What I liked best about the course was that the comprehensive, text-based materials were always paired with video instruction that was broken down into very specific and digestible segments so that before moving on to the next lesson I had perfect clarity and confidence in understanding the topics covered up to that point.
Blockquote: “Piano technology is very theoretically complex so I knew that achieving a thorough education in the foundational knowledge was going to be essential for me to succeed in this field.”
The course is simply but effectively structured to include:
written materials with incredibly concise textual instruction & elucidation of theory and practical procedures
clear instructional videos
straightforward guidelines for how to practice new techniques
written exams after all lessons to ensure that you understood the information you just learned
video exams which the student submits after the technical lessons to demonstrate their technique & understanding, and on which the instructor provides extensive feedback
the ease and efficiency of email correspondence
the option for one-on-one virtual instruction
The course is self-paced, leaving you free to engage according to your own schedule and availability. However, don’t expect to rush through it as your instructor takes the video and written exams very seriously and wants to make sure you absolutely understand the current lesson before sending you on to the next one.
I want to add here that this course in particular worked really well for me as an Autistic person who often struggles with retaining information gathered from in-person or live web instruction. Having all of my feedback in writing or in a recorded video that I could watch and review at my convenience really catered to my learning style and increased my retention.
Furthermore, The Butler School is constantly updating their course to improve accessibility. Improving their website, updating their information, and utilizing new technology over the past couple of years has actually transformed their “correspondence” course into a fully web-based course which now accommodates students worldwide. They are also bringing on new team members and instructors to accommodate an increase in student enrollment and engagement.
I highly recommend checking out their website—link—for more information about what the course contains and how it works.
Rick has always been very helpful, patient, and generous with his time whenever I am struggling with theory, technique comprehension, or just taking a long time between lessons.
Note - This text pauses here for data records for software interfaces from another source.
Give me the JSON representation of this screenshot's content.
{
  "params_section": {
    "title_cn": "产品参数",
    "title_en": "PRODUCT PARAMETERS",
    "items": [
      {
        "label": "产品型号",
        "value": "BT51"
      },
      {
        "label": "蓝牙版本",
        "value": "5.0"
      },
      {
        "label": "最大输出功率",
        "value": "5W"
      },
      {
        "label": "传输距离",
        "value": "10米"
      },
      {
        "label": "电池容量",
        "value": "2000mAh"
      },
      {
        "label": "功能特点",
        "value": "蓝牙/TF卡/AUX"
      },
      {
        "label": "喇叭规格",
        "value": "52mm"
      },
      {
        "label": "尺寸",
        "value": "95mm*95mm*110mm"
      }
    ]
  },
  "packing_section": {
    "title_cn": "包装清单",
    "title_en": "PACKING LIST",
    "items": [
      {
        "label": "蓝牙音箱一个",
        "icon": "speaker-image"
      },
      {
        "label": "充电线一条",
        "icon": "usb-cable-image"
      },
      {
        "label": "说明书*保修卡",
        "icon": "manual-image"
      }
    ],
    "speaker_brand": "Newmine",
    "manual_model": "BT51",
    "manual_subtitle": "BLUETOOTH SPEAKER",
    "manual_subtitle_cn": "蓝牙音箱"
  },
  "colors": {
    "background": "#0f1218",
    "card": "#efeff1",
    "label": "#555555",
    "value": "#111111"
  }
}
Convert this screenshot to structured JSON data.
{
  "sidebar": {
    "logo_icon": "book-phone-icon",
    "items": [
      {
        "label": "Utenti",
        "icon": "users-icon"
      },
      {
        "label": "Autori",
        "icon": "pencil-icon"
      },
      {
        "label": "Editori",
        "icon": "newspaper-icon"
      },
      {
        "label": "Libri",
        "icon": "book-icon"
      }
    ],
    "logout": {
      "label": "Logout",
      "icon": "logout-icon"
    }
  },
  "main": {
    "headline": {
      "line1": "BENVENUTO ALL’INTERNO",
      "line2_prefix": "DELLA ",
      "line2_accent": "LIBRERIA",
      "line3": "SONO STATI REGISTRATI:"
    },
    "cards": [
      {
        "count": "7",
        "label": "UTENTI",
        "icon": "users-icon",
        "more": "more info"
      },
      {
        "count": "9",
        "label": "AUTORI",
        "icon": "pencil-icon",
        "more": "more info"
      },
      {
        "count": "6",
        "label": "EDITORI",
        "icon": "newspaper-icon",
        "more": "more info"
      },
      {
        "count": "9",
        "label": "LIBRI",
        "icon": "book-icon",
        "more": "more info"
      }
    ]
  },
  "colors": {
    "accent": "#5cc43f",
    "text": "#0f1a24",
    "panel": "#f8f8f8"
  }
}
I started the course in 2018 and am still slowly making my way through it (the average time for completion is between 6 & 18 months) but by the time I am finished, I know that I will have not only have all the skills but also the confidence necessary to be a high-level, aurally-trained technician.
It may also be worth mentioning I did pair the course with a practical (paid) apprenticeship with the lead technician at a local piano dealership. I was able to get experience in their shop cleaning, regulating, and tuning new and used pianos for sale. The combination of the instructional web-based course with practical, hands-on application turned out to be the best combination for me to achieve a high-level education in piano technology while also keeping my costs as low as possible.
- Kelly Overvold
As you’ve probably deduced from the diversity of entries in this series, there is no single path to becoming a piano technician. In fact, the beauty of this career choice is that it is highly customizable to fit your individual work goals. That is why we believe that the best way to find success in the industry is by taking the opportunities that are available to you when they are available to you, staying flexible, curious, and honest about your career goals, and building a professional network that you can comfortably reach out to whenever you have a question. The rest is up to you!